When editor Perry Westfall discovered her identity, he offered her money for a regular column of “women’s thoughts.” Her husband opposed her being paid but she accepted anyway. More than 400 columns of “A Woman’s Opinion” by Harper appeared in the Mail. She also submitted work to the Indianapolis News.
In 1883, Ida became a regular contributor to “Firemen’s Magazine,” later called the “Locomotive Firemen’s Magazine,” under Debs’ editorship, and was placed in charge of the “Women’s Department.”
She also was elected secretary of the Indiana Woman Suffrage Association and was official hostess of a noteworthy conference in Terre Haute during November 1887.
When Ida became editor of the Terre Haute Daily News in 1889, her many extracurricular activities inflicted further havoc on her marriage. While the Harpers pondered divorce, Ida moved to Indianapolis, became a writer for the Indianapolis News and enrolled her daughter in May Wright Sewall’s Girls Classical School.
The divorce was granted in February 1891. In 1893, Winnifred was accepted at Stanford University in Palo Alto, Cal. Her father, who Winnifred worshiped, agreed to pay all expenses. Ida also enrolled at Stanford and, at Miss Anthony’s request, lobbied for the passage of a state constitutional amendment giving women suffrage rights. She moved to Anthony’s home in Rochester, N.Y. in 1898 to handle secretarial duties.

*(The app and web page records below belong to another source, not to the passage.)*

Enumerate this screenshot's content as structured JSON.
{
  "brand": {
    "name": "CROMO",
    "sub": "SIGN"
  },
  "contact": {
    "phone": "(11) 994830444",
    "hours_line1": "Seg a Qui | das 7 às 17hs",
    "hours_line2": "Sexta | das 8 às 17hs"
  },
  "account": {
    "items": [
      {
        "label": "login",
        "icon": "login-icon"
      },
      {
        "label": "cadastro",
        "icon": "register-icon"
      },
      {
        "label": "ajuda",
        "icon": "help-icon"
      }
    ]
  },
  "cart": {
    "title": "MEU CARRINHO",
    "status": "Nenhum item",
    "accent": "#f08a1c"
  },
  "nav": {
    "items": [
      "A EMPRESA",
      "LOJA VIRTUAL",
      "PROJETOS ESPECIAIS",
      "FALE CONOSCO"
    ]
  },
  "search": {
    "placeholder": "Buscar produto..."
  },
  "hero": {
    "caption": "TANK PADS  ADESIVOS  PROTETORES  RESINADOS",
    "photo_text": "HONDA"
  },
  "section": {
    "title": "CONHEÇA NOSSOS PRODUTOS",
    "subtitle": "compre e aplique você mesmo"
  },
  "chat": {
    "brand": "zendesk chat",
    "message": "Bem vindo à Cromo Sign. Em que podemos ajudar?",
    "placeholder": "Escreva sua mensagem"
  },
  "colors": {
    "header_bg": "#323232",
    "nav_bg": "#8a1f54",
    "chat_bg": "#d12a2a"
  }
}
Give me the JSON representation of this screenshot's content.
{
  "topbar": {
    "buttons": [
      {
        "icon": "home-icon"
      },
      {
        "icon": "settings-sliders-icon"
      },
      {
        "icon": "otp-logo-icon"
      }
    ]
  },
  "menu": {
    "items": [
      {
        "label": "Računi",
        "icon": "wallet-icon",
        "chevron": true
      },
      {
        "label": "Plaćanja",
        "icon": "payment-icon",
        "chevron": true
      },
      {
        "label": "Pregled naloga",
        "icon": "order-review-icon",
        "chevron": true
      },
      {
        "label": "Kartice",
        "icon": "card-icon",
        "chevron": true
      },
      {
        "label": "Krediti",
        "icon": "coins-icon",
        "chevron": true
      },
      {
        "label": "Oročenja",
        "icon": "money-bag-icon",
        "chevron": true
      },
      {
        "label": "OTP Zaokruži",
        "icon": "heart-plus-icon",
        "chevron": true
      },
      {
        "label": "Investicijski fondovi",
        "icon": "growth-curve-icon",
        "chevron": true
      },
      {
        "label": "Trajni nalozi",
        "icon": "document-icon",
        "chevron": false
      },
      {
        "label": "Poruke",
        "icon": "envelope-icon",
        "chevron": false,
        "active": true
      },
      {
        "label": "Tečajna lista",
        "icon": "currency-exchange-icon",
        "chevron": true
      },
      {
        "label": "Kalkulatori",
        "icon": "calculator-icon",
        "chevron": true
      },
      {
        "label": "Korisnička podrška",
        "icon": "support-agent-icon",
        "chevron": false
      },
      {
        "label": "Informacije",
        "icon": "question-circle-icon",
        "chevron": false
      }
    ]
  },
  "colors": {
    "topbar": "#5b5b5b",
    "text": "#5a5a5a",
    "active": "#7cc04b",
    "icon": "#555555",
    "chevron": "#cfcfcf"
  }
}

Though dedicated to writing books, Harper also was a prolific contributor to journals such as “The Independent” and “Harper’s Bazaar” and to newspapers in New York, Boston, Philadelphia, Washington, D.C. and Chicago. She also served a stint as a department editor with the New York Sunday Star.
For many years beginning in 1899, Harper was a delegate to conventions and conferences held throughout the world by the International Council of Women and the International Suffrage Alliance, headed by Carrie Chapman Catt.
As the suffrage movement gained traction, the bitterness and sarcasm of men’s inhumanity to women prominent in Harper’s early writings softened. Miss Anthony’s self-restraint toward unjust manmade laws against women also altered Harper’s attitude.
When Harper moved from Terre Haute the void she left was largely filled by Lenore Hanna (Mrs. Lewis J.) Cox, whose husband was president of Terre Haute Car Manufacturing Co. when it became a part of the American Car & Foundry. The Cox family founded “The Roost,” a residential haven east of Fruitridge Ave., just south of Wabash, in 1902.
Lenore’s untiring efforts for everything constructive made her one of the community’s most valuable citizens. She was a charter member and first president of the Franchise League of Terre Haute, a premier suffrage group, and an active leader in the American Red Cross and the Woman’s Department Club.
During World War I, when her husband was in charge of the Red Cross office, Lenore was there every day to pack supplies. She also attended City Council meetings, school board meetings and most every other meeting of community consequence.
When the Indiana legislature voted to ratify the 19th Amendment on Jan. 16, 1920, Mrs. Cox headed a congregation of Vigo County women, including Lillian White, Elizabeth Cooper, Cecelia Crawford, Sue Krog, Mae Helmer, Gertrude Callahan, Helen Benbridge and Gwendolyn Mewhinney, in Indianapolis to witness the proceedings.
Other notable local suffragists included Stella Courtwright Stimson, Anna McBride Saylor, Anna Bowles Wiley, Mabel Curry, Emma May, Ida Mae Davis and Elizabeth Boynton Harbert.
Lewis Cox died July 11, 1920 in Terre Haute. In October 1920, Lenore moved to Washington, D.C. to reside with her oldest daughter Dorothy. She died in Connecticut on Oct. 3, 1941.
Harper was one of the few pioneer national suffrage leaders lucky enough to witness the passage of the 19th Amendment. She died at age 80 in Washington, D.C., on March 14, 1931.